_ASSIGNMENT_
Find the word "targeted" in the listing below, then return every line it appears in.

_MATERIAL SHOWN_
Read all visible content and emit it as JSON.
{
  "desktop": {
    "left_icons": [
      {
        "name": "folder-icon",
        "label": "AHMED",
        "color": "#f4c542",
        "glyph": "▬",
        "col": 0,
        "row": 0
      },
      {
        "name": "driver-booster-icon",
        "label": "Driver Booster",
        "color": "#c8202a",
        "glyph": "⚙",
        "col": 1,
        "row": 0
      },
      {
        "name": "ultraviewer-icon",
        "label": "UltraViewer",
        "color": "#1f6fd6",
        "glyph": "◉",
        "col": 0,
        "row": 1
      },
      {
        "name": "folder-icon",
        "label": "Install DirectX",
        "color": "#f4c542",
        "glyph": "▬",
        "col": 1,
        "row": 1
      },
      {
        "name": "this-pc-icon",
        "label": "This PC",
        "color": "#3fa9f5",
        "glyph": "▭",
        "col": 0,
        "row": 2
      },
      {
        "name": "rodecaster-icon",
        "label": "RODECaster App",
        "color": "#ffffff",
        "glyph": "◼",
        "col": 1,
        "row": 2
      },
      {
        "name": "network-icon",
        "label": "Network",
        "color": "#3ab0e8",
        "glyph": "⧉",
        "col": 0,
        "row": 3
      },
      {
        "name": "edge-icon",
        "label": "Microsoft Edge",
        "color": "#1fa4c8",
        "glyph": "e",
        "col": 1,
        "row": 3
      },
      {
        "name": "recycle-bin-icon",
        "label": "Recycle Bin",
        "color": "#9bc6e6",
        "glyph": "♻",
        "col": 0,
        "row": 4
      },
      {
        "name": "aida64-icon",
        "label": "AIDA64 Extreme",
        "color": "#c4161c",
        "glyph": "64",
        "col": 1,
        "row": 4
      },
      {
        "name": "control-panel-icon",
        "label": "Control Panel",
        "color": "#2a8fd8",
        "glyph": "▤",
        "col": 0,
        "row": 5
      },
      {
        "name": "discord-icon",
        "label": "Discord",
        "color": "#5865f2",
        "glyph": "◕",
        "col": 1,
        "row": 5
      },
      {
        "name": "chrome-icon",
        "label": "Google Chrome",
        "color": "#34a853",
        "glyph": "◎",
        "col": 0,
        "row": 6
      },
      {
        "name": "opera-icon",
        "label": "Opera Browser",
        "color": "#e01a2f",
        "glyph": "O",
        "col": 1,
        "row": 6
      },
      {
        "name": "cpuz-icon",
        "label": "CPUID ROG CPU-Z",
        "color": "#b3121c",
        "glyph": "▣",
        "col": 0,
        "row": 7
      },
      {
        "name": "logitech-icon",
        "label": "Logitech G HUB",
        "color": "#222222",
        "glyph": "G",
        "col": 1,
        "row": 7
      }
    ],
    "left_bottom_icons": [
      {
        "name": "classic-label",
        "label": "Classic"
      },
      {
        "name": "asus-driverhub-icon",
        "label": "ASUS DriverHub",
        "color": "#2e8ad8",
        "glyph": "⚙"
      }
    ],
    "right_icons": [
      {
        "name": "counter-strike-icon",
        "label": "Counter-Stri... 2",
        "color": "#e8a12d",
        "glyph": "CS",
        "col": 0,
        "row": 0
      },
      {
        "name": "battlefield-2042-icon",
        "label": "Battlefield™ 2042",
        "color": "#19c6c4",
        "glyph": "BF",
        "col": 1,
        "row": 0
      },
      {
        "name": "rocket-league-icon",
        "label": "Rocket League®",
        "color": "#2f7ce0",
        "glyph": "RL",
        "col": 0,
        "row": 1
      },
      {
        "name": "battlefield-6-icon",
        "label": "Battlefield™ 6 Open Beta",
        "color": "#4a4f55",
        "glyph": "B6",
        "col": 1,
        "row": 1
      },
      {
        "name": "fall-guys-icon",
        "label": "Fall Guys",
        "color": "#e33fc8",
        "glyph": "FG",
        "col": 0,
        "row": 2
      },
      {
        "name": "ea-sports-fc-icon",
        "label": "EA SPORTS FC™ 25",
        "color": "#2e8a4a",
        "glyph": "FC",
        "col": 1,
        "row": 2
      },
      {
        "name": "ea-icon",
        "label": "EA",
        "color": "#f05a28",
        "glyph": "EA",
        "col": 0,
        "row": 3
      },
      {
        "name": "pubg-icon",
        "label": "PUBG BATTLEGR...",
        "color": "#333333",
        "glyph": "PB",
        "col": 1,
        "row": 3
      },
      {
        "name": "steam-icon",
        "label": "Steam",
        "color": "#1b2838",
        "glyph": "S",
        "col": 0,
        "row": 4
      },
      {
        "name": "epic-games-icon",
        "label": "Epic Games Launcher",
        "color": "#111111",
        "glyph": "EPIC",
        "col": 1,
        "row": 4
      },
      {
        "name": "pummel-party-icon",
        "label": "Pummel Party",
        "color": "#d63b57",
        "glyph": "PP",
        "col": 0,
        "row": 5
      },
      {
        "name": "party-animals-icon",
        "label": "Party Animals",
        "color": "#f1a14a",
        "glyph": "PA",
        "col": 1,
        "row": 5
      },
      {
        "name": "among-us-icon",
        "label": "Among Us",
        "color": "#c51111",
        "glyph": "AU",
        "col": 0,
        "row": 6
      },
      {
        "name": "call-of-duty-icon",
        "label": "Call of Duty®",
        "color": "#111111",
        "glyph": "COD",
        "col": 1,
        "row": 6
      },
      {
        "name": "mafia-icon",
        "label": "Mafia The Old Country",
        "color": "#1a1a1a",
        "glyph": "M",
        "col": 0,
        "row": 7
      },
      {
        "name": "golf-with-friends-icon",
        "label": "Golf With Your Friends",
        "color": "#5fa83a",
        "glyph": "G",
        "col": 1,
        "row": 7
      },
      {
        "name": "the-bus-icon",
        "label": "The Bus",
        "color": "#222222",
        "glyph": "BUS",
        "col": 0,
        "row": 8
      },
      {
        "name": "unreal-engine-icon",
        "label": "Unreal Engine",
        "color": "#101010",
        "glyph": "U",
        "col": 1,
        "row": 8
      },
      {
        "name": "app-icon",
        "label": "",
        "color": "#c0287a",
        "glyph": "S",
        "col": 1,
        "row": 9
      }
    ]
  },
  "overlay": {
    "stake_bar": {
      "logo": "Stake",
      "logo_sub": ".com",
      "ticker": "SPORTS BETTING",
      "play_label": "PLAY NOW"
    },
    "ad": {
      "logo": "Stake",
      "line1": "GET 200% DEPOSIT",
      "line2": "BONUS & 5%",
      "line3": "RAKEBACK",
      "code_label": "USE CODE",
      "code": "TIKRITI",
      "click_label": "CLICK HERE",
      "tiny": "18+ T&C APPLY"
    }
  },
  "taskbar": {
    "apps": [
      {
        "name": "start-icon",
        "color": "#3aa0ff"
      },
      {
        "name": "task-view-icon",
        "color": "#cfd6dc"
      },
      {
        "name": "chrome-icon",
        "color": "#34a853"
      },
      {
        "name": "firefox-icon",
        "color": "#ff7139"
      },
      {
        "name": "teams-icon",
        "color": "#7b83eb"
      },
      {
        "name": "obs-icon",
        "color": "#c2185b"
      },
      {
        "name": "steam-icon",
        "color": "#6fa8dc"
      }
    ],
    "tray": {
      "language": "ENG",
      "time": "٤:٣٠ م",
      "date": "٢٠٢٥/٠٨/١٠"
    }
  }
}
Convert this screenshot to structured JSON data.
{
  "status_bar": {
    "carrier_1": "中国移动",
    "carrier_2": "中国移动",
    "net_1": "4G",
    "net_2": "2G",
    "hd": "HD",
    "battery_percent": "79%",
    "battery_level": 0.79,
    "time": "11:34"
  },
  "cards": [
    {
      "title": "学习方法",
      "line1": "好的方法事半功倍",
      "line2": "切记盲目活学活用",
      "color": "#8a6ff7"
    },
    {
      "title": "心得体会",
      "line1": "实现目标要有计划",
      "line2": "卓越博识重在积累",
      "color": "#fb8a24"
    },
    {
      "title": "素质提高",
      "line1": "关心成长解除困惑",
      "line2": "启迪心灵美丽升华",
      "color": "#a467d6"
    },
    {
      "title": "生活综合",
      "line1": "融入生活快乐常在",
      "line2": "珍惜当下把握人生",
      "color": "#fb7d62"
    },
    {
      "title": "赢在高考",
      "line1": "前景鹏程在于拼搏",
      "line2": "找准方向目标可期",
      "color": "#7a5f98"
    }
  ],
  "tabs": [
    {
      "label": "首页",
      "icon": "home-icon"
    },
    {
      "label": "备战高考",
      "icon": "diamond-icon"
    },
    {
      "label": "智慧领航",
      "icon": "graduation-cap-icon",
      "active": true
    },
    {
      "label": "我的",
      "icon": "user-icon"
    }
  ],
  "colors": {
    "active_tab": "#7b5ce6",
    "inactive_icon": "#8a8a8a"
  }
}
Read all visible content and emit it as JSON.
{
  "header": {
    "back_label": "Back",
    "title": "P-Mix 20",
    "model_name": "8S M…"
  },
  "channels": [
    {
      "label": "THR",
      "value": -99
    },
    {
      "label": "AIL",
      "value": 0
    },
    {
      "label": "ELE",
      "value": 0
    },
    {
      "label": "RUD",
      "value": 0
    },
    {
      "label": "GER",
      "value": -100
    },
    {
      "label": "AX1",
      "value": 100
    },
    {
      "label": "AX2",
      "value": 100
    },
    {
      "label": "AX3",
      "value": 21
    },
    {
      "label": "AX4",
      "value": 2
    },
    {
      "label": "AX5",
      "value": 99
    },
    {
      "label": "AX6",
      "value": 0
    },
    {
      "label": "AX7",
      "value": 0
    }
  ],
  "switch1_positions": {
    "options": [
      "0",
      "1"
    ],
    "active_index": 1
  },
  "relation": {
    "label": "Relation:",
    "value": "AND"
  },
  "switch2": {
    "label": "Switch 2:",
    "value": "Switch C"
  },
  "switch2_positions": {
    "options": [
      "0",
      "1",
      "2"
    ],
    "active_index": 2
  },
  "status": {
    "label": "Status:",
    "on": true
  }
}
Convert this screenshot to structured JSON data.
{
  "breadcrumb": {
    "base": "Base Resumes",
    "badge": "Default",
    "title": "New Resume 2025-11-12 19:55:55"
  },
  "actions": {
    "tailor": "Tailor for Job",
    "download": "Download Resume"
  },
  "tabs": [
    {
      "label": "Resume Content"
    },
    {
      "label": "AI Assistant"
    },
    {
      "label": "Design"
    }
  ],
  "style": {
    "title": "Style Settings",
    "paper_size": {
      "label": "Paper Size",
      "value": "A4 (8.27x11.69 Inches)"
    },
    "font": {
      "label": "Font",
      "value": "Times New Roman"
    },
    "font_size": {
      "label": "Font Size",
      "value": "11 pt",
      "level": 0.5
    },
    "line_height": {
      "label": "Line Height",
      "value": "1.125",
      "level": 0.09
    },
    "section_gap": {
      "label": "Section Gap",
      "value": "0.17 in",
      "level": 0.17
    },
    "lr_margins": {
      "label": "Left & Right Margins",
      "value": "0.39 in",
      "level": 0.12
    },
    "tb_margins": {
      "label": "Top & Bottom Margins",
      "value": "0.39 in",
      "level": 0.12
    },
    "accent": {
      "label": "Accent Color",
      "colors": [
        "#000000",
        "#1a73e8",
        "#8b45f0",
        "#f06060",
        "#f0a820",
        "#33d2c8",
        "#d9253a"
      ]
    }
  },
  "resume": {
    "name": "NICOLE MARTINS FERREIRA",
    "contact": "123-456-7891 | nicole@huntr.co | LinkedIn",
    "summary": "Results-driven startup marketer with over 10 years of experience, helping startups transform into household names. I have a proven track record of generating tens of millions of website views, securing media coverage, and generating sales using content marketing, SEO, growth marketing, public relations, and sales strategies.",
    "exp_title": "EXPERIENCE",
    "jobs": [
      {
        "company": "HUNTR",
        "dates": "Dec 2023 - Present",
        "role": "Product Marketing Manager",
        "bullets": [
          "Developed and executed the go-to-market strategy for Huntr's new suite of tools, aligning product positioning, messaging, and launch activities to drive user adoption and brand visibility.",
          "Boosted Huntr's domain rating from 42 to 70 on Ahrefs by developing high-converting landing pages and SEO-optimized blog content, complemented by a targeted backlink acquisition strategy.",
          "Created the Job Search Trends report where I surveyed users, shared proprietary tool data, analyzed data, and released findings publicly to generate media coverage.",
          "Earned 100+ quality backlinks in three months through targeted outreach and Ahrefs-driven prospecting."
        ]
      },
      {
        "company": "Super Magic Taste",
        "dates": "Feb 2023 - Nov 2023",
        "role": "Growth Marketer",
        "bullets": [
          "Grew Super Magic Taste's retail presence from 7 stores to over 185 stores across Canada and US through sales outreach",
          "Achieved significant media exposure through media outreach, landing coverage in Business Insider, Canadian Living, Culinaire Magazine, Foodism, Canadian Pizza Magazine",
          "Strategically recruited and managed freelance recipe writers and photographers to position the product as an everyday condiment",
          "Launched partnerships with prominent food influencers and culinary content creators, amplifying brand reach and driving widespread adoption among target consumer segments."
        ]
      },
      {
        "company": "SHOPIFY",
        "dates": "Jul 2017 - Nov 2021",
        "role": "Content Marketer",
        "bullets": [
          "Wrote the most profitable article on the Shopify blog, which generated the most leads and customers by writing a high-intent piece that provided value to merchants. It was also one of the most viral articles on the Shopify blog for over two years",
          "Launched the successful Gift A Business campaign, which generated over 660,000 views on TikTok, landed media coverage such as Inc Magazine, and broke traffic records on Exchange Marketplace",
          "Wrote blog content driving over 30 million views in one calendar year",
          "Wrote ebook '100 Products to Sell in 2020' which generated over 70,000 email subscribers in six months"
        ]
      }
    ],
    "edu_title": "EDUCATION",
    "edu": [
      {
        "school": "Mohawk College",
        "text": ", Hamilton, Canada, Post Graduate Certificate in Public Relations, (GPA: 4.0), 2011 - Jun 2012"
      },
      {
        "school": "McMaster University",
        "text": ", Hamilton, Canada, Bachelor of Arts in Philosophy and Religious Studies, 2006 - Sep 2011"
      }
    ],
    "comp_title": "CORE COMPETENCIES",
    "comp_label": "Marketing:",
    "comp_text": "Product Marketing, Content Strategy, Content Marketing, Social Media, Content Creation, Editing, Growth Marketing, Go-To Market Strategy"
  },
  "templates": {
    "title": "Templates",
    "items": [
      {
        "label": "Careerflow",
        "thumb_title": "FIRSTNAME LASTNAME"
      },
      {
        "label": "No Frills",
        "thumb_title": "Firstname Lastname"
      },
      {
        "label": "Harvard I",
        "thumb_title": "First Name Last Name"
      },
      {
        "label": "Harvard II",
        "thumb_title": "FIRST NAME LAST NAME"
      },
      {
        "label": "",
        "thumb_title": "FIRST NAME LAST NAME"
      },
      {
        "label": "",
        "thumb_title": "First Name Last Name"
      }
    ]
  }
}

_TASK ANSWER_
          "Boosted Huntr's domain rating from 42 to 70 on Ahrefs by developing high-converting landing pages and SEO-optimized blog content, complemented by a targeted backlink acquisition strategy.",
          "Earned 100+ quality backlinks in three months through targeted outreach and Ahrefs-driven prospecting."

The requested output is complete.